A couple of years ago, news broke out that confirmed what health experts have known for years: sitting is really bad for you. Mild levels of panic swept the nation as people began to realize just how much time they spend sitting: getting to work/at work/home from work/at home, on the couch. So, intrepid innovators began to look for solutions to the sitting issue. Much of people’s sitting time takes place behind a desk at the office, so clearly that was the bulk of the problem. Following a stream of logic, experts began to look for ways that people could spend less time sitting while still being productive. The solution: the standing desk. Sounds perfect, no? But it turns out that the standing desk didn’t solve the problems associated with excessive sitting.
The Problems with Sitting
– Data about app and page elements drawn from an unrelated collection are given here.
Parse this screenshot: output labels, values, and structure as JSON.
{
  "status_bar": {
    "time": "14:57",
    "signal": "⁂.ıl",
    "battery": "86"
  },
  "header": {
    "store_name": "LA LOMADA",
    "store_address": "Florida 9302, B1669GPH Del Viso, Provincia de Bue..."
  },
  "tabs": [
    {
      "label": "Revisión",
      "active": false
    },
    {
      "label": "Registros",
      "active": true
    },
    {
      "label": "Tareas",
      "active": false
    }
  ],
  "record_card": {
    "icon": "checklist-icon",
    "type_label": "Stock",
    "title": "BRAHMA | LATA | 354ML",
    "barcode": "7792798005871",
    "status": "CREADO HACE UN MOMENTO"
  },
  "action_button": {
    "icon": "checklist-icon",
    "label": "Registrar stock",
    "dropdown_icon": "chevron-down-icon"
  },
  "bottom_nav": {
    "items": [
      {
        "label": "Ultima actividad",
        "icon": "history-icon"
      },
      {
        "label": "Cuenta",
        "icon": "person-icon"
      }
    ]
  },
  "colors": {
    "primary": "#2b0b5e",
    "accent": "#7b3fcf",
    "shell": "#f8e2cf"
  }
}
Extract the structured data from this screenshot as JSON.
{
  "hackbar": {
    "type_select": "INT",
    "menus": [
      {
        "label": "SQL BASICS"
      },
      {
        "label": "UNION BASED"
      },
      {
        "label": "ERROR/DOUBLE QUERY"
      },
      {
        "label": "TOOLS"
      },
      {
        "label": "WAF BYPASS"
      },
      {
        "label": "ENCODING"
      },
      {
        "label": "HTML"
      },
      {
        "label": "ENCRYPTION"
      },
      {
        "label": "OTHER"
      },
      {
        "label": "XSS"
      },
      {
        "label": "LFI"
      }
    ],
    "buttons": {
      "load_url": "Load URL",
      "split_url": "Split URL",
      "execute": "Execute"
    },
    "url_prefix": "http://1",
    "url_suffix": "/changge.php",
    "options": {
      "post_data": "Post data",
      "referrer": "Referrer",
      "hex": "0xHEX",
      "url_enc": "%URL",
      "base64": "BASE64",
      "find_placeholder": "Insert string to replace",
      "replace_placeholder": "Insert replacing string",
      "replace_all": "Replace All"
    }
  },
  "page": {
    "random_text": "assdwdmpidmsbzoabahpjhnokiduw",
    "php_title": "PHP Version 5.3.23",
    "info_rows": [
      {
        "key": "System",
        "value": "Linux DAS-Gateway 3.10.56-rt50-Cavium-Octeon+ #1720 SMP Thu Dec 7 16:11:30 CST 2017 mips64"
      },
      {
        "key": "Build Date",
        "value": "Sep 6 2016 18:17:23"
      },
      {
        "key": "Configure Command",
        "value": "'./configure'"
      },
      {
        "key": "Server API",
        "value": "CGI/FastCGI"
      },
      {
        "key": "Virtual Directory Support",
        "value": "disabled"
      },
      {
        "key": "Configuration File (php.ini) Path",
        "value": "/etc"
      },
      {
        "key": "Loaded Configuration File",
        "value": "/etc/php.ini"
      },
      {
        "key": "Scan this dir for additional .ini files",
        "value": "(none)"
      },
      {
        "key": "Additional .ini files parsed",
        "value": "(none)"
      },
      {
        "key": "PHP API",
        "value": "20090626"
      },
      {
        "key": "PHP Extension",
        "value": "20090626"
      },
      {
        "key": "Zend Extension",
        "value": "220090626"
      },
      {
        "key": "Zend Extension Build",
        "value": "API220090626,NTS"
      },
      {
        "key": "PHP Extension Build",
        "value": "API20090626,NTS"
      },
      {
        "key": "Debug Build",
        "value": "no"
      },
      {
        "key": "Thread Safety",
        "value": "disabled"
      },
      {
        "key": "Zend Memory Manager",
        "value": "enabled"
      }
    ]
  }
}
Sitting has been linked to not only a sedentary lifestyle but also the consequences of that lifestyle including deadly diseases such as cardiovascular disease, cancer, obesity, diabetes and even premature death. Spending so much time sitting is also an excellent way to develop poor posture and back pain, neck pain, shoulder pain and hip pain.
The Problems with the Solution to Sitting
The solution to sitting has involved both standing desks and sitting desks. While it may seem like a good idea to stand rather than sit through your workday, the period of time that you do the most sitting, there is no scientific evidence to back it up. In fact, standing all day isn’t good for you at all and comes with it’s own set of health risks, like developing varicose veins. Also, most elderly and injured or disabled people are unable to stand for excessive time periods.
Studies on the efficacy of standing desks are pretty limited, but it seems that people need to be actively exercising during the day to make any real difference in their health. To combat sitting, you must stand for two to four hours a day, but most people only last for 30-minutes to two hours. And when people do get a chance to sit, actually sit for longer time periods than if they had a traditional desk.
From a physical standpoint, years of sitting probably mean that your posture while standing isn’t so great, and if you’re still looking at a computer screen, then you probably still hunch your shoulders and neck, causing pain and leading to problems down the line.
Because no one has come up with a way to work effectively while standing, the best way to counteract all the time spent sitting is to get in the habit of getting up and moving around on a regular basis. Suggestions for doing a circuit of your office range from getting up every 15-30 minutes, because walking only during your break just isn’t enough to offset the potential health risks incurred by sitting for extended periods of time.
To offset sitting or standing, or staying in any position, for an extended period of time, you must get moving. Using specific movements and exercises to undo the damage can help you avoid health problems, popping pain pills and unnecessary surgeries down the road.